What this task involves - Should an entry contain an image, omit it and repeat the rest exactly.

Web page and app entries -
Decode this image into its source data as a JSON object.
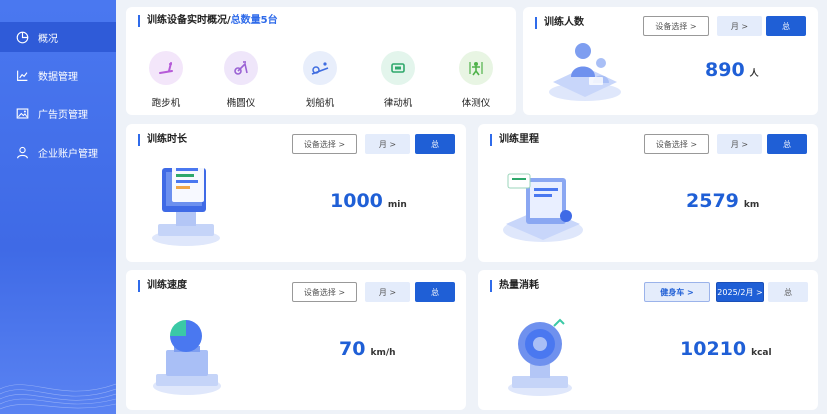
{
  "sidebar": {
    "items": [
      {
        "label": "概况",
        "icon": "pie-chart-icon",
        "active": true
      },
      {
        "label": "数据管理",
        "icon": "bar-chart-icon",
        "active": false
      },
      {
        "label": "广告页管理",
        "icon": "image-icon",
        "active": false
      },
      {
        "label": "企业账户管理",
        "icon": "user-icon",
        "active": false
      }
    ]
  },
  "overview": {
    "title": "训练设备实时概况/",
    "total": "总数量5台",
    "equipment": [
      {
        "label": "跑步机",
        "icon": "treadmill-icon",
        "color": "#b65bd8"
      },
      {
        "label": "椭圆仪",
        "icon": "elliptical-icon",
        "color": "#9a62d4"
      },
      {
        "label": "划船机",
        "icon": "rowing-machine-icon",
        "color": "#3f6de0"
      },
      {
        "label": "律动机",
        "icon": "vibration-machine-icon",
        "color": "#2ea86b"
      },
      {
        "label": "体测仪",
        "icon": "body-test-icon",
        "color": "#4fb24a"
      }
    ]
  },
  "cards": {
    "people": {
      "title": "训练人数",
      "device_btn": "设备选择 >",
      "month_btn": "月 >",
      "total_btn": "总",
      "value": "890",
      "unit": "人"
    },
    "duration": {
      "title": "训练时长",
      "device_btn": "设备选择 >",
      "month_btn": "月 >",
      "total_btn": "总",
      "value": "1000",
      "unit": "min"
    },
    "distance": {
      "title": "训练里程",
      "device_btn": "设备选择 >",
      "month_btn": "月 >",
      "total_btn": "总",
      "value": "2579",
      "unit": "km"
    },
    "speed": {
      "title": "训练速度",
      "device_btn": "设备选择 >",
      "month_btn": "月 >",
      "total_btn": "总",
      "value": "70",
      "unit": "km/h"
    },
    "calories": {
      "title": "热量消耗",
      "device_btn": "健身车 >",
      "month_btn": "2025/2月 >",
      "total_btn": "总",
      "value": "10210",
      "unit": "kcal"
    }
  },
  "colors": {
    "primary": "#1f5fd6",
    "sidebar": "#4a78f0",
    "background": "#eef2f8"
  }
}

Answer section -
Decode this image into its source data as a JSON object.
{
  "sidebar": {
    "items": [
      {
        "label": "概况",
        "icon": "pie-chart-icon",
        "active": true
      },
      {
        "label": "数据管理",
        "icon": "bar-chart-icon",
        "active": false
      },
      {
        "label": "广告页管理",
        "icon": "image-icon",
        "active": false
      },
      {
        "label": "企业账户管理",
        "icon": "user-icon",
        "active": false
      }
    ]
  },
  "overview": {
    "title": "训练设备实时概况/",
    "total": "总数量5台",
    "equipment": [
      {
        "label": "跑步机",
        "icon": "treadmill-icon",
        "color": "#b65bd8"
      },
      {
        "label": "椭圆仪",
        "icon": "elliptical-icon",
        "color": "#9a62d4"
      },
      {
        "label": "划船机",
        "icon": "rowing-machine-icon",
        "color": "#3f6de0"
      },
      {
        "label": "律动机",
        "icon": "vibration-machine-icon",
        "color": "#2ea86b"
      },
      {
        "label": "体测仪",
        "icon": "body-test-icon",
        "color": "#4fb24a"
      }
    ]
  },
  "cards": {
    "people": {
      "title": "训练人数",
      "device_btn": "设备选择 >",
      "month_btn": "月 >",
      "total_btn": "总",
      "value": "890",
      "unit": "人"
    },
    "duration": {
      "title": "训练时长",
      "device_btn": "设备选择 >",
      "month_btn": "月 >",
      "total_btn": "总",
      "value": "1000",
      "unit": "min"
    },
    "distance": {
      "title": "训练里程",
      "device_btn": "设备选择 >",
      "month_btn": "月 >",
      "total_btn": "总",
      "value": "2579",
      "unit": "km"
    },
    "speed": {
      "title": "训练速度",
      "device_btn": "设备选择 >",
      "month_btn": "月 >",
      "total_btn": "总",
      "value": "70",
      "unit": "km/h"
    },
    "calories": {
      "title": "热量消耗",
      "device_btn": "健身车 >",
      "month_btn": "2025/2月 >",
      "total_btn": "总",
      "value": "10210",
      "unit": "kcal"
    }
  },
  "colors": {
    "primary": "#1f5fd6",
    "sidebar": "#4a78f0",
    "background": "#eef2f8"
  }
}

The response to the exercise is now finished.